→ Task instructions
Your answer should consist of each line from the data below that contains "href".
··· Material for this task
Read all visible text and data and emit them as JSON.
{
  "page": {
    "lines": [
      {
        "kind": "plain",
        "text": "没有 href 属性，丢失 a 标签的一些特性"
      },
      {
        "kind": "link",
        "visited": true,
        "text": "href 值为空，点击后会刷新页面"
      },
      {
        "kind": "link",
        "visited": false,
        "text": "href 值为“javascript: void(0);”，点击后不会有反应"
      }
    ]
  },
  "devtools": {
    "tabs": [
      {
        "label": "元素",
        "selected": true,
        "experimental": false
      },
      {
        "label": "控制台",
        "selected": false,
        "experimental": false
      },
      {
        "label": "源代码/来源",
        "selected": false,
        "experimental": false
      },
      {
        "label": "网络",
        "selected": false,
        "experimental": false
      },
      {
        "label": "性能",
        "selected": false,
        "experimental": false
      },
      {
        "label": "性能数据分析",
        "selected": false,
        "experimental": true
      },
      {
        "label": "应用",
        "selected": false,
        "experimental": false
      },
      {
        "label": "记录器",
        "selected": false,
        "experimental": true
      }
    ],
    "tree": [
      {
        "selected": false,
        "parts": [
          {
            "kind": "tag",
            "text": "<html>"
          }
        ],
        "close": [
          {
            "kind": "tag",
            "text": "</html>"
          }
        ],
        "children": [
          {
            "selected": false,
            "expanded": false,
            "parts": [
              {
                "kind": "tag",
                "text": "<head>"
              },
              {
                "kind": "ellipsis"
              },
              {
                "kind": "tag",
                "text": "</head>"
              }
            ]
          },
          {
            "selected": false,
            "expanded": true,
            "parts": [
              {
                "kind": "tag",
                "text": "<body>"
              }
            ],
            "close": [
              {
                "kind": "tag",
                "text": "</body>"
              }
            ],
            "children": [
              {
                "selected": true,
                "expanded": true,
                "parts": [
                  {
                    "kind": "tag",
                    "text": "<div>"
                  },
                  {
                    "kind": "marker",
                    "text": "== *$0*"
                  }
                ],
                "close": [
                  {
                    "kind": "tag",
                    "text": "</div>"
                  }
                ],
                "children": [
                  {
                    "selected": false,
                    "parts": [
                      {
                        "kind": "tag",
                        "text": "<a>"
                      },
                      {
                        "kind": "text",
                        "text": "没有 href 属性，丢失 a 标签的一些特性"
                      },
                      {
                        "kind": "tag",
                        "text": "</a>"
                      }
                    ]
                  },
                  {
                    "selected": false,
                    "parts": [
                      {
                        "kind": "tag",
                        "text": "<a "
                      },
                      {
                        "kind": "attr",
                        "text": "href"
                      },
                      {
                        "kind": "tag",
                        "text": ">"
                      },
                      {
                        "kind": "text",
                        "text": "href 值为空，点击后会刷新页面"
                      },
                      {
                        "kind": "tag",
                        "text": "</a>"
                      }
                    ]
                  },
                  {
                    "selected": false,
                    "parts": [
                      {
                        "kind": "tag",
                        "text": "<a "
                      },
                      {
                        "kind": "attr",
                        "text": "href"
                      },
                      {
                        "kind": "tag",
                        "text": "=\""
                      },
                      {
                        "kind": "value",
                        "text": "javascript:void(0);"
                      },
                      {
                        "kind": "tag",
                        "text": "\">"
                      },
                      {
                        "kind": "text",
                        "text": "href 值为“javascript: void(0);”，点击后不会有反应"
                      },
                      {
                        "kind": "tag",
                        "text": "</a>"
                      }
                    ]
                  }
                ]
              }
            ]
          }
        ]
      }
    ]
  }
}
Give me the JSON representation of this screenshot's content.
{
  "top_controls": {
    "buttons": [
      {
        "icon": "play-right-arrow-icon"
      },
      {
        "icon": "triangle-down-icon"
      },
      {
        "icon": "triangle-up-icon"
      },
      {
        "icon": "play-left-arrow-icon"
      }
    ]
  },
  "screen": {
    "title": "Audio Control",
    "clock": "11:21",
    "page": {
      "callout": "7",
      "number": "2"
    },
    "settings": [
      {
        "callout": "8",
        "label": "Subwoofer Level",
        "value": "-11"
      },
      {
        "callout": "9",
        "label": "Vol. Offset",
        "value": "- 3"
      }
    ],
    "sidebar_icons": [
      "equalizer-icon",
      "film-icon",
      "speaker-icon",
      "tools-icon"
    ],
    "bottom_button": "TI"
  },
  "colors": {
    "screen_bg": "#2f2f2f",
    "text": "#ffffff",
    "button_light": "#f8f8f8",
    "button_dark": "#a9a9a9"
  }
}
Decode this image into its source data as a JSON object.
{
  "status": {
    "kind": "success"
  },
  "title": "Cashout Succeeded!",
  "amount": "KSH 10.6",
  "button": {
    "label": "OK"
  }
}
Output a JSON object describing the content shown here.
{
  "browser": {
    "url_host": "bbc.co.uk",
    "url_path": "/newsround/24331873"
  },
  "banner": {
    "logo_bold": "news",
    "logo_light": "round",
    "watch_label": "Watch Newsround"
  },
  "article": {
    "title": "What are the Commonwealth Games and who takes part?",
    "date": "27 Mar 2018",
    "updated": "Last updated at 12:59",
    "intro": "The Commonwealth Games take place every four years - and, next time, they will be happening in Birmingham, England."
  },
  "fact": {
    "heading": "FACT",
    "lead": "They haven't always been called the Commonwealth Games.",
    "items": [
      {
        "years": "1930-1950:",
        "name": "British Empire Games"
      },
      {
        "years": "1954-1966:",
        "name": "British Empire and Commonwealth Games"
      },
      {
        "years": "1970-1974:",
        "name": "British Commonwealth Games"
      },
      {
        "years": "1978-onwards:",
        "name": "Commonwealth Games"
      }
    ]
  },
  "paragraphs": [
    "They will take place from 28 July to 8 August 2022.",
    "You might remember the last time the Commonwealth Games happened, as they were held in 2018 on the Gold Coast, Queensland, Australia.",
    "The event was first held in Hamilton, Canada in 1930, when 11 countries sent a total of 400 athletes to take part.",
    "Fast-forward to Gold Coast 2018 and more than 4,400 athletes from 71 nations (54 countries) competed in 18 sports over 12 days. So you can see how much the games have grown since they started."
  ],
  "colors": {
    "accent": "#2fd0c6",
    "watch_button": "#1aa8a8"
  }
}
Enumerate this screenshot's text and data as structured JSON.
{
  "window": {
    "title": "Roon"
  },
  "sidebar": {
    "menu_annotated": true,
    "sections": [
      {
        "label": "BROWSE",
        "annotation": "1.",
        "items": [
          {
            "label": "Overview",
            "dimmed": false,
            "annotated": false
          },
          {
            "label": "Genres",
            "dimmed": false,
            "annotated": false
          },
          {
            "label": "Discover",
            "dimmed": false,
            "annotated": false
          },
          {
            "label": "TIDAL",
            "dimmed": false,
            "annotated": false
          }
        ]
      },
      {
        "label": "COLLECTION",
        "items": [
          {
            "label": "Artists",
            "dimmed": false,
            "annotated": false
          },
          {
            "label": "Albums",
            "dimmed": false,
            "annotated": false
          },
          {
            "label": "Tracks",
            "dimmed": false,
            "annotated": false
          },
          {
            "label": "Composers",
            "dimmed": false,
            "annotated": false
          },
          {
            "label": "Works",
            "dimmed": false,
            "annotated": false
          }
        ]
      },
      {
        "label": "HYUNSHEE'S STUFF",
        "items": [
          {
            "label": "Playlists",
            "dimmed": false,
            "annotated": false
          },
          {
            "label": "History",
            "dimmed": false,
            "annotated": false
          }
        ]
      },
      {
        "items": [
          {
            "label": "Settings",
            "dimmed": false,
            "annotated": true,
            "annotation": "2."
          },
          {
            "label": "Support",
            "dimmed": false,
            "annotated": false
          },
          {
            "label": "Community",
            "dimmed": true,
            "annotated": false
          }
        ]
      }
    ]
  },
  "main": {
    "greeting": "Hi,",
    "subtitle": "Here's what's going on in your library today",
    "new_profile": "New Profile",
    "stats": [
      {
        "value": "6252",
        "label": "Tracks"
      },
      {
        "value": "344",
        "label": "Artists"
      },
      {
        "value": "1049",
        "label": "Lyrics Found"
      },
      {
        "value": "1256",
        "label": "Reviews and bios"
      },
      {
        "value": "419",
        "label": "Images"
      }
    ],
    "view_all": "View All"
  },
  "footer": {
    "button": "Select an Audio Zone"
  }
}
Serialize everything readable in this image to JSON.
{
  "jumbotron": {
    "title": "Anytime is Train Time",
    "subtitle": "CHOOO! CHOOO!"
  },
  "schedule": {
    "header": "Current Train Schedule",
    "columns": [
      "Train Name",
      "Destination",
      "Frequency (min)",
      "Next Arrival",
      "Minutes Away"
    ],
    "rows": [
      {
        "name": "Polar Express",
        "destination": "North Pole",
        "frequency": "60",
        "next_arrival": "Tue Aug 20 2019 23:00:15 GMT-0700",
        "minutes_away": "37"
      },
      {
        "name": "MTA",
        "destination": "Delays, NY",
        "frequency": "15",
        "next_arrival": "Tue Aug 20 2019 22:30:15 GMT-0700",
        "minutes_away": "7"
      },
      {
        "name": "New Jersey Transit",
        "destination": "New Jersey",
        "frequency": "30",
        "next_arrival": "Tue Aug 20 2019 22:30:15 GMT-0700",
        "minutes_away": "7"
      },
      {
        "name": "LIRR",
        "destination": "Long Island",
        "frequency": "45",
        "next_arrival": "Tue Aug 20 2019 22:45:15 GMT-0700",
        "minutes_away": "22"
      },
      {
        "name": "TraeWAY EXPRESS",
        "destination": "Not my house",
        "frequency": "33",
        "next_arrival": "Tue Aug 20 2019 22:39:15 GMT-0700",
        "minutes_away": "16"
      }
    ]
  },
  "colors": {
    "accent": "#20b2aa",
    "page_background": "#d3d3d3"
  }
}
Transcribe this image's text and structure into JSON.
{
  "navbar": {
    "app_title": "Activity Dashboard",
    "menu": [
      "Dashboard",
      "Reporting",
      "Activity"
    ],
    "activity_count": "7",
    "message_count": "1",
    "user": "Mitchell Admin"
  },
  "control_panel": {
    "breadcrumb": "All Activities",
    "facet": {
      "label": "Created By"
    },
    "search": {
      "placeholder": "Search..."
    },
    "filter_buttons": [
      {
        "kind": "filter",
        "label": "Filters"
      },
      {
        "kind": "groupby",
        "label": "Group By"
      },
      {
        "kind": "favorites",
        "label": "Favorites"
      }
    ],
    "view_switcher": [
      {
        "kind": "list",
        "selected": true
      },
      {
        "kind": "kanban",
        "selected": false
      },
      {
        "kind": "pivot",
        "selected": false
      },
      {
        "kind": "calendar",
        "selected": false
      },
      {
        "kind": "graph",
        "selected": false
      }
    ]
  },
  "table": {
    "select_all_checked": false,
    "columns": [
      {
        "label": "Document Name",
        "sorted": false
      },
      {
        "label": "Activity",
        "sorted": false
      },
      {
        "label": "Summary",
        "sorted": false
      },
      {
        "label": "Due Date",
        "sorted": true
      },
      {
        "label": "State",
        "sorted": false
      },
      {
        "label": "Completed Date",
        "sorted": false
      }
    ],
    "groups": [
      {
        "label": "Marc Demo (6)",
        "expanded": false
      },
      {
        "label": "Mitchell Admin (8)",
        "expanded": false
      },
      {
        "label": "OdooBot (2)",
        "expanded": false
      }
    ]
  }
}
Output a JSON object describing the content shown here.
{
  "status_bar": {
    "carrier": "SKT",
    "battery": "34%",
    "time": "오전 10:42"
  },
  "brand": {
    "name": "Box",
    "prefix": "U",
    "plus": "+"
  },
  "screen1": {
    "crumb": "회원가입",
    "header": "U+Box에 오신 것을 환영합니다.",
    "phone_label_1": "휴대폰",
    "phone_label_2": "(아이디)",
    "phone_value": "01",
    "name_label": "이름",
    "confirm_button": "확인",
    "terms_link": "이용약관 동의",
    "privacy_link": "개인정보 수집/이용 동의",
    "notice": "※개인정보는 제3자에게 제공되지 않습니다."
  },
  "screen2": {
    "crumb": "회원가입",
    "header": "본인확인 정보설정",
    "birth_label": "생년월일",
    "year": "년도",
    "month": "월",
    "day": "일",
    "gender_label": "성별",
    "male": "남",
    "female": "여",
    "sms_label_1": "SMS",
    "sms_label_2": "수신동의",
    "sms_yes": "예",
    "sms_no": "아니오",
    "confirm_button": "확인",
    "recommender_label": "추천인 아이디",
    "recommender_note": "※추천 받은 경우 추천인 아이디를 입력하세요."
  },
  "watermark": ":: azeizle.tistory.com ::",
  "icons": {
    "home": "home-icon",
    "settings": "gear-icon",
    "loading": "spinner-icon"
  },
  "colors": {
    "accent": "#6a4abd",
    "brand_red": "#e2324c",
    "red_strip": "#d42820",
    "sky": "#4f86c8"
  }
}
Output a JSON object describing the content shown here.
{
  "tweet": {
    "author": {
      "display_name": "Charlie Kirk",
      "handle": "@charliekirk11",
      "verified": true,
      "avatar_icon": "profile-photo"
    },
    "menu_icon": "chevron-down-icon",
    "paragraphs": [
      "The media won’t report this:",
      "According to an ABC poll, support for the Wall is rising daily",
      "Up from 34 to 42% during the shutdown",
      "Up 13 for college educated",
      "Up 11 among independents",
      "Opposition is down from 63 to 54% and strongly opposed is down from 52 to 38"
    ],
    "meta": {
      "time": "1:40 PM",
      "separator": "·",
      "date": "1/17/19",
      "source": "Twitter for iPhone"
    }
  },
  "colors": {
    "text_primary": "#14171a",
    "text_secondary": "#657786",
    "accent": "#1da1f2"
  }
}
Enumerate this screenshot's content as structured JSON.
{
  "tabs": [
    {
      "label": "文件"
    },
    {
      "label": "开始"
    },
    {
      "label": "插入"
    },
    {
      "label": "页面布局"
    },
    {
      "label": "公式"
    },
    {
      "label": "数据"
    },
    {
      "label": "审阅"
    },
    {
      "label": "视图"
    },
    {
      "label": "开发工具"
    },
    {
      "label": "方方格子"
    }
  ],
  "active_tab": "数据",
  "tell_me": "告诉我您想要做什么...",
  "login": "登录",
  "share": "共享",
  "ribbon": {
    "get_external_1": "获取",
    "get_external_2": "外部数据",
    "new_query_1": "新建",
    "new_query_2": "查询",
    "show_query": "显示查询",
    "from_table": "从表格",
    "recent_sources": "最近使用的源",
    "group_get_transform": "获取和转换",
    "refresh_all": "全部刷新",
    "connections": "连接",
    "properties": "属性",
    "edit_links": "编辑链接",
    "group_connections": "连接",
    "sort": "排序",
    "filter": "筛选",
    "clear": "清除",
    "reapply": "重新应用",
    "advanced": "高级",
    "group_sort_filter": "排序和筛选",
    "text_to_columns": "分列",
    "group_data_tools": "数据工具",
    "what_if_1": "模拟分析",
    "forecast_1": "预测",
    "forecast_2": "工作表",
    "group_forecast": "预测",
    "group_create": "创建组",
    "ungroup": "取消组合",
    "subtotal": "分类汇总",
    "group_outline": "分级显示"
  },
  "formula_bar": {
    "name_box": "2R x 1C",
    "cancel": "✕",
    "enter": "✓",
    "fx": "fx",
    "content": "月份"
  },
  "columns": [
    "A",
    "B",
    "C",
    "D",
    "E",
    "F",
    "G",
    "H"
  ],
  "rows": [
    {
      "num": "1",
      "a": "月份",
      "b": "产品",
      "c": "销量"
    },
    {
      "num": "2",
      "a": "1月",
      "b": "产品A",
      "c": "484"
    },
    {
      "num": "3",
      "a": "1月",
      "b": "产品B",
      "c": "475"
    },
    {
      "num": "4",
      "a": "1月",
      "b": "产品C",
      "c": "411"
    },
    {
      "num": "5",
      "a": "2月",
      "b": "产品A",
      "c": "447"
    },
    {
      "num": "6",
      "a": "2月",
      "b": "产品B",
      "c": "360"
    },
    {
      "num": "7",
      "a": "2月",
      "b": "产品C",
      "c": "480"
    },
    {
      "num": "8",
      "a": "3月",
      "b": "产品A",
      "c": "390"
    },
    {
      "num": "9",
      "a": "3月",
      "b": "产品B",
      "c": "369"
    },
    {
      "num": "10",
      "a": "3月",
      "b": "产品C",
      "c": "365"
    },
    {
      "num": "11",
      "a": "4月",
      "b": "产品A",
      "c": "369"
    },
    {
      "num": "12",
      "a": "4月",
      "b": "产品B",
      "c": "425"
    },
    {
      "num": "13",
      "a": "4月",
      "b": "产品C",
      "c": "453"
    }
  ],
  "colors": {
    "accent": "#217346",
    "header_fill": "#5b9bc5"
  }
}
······
→ Written answer
        "text": "没有 href 属性，丢失 a 标签的一些特性"
        "text": "href 值为空，点击后会刷新页面"
        "text": "href 值为“javascript: void(0);”，点击后不会有反应"
                        "text": "没有 href 属性，丢失 a 标签的一些特性"
                        "text": "href"
                        "text": "href 值为空，点击后会刷新页面"
                        "text": "href"
                        "text": "href 值为“javascript: void(0);”，点击后不会有反应"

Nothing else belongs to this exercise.